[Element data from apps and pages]
★ ★ ★ ★ ★ ★ ★
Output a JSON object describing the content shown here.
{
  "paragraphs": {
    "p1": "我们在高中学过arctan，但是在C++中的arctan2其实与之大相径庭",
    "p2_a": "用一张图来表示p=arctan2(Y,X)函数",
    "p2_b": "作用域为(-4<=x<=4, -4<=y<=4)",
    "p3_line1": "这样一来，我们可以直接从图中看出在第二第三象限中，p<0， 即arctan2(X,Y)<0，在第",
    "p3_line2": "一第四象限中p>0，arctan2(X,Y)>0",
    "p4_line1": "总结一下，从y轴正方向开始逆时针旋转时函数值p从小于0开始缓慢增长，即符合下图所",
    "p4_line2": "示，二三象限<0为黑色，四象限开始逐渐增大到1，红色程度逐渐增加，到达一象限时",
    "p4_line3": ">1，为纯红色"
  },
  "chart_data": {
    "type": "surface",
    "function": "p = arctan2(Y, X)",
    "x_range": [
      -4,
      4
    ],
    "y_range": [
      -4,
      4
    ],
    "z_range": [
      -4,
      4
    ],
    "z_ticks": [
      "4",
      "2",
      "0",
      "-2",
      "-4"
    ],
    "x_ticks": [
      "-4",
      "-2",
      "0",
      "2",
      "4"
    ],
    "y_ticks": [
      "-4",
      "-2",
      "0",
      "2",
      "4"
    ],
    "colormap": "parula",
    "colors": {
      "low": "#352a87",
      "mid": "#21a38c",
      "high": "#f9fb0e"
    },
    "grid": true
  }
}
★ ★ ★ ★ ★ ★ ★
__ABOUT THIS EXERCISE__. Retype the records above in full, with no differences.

__EXERCISE SOLUTION__.
Output a JSON object describing the content shown here.
{
  "paragraphs": {
    "p1": "我们在高中学过arctan，但是在C++中的arctan2其实与之大相径庭",
    "p2_a": "用一张图来表示p=arctan2(Y,X)函数",
    "p2_b": "作用域为(-4<=x<=4, -4<=y<=4)",
    "p3_line1": "这样一来，我们可以直接从图中看出在第二第三象限中，p<0， 即arctan2(X,Y)<0，在第",
    "p3_line2": "一第四象限中p>0，arctan2(X,Y)>0",
    "p4_line1": "总结一下，从y轴正方向开始逆时针旋转时函数值p从小于0开始缓慢增长，即符合下图所",
    "p4_line2": "示，二三象限<0为黑色，四象限开始逐渐增大到1，红色程度逐渐增加，到达一象限时",
    "p4_line3": ">1，为纯红色"
  },
  "chart_data": {
    "type": "surface",
    "function": "p = arctan2(Y, X)",
    "x_range": [
      -4,
      4
    ],
    "y_range": [
      -4,
      4
    ],
    "z_range": [
      -4,
      4
    ],
    "z_ticks": [
      "4",
      "2",
      "0",
      "-2",
      "-4"
    ],
    "x_ticks": [
      "-4",
      "-2",
      "0",
      "2",
      "4"
    ],
    "y_ticks": [
      "-4",
      "-2",
      "0",
      "2",
      "4"
    ],
    "colormap": "parula",
    "colors": {
      "low": "#352a87",
      "mid": "#21a38c",
      "high": "#f9fb0e"
    },
    "grid": true
  }
}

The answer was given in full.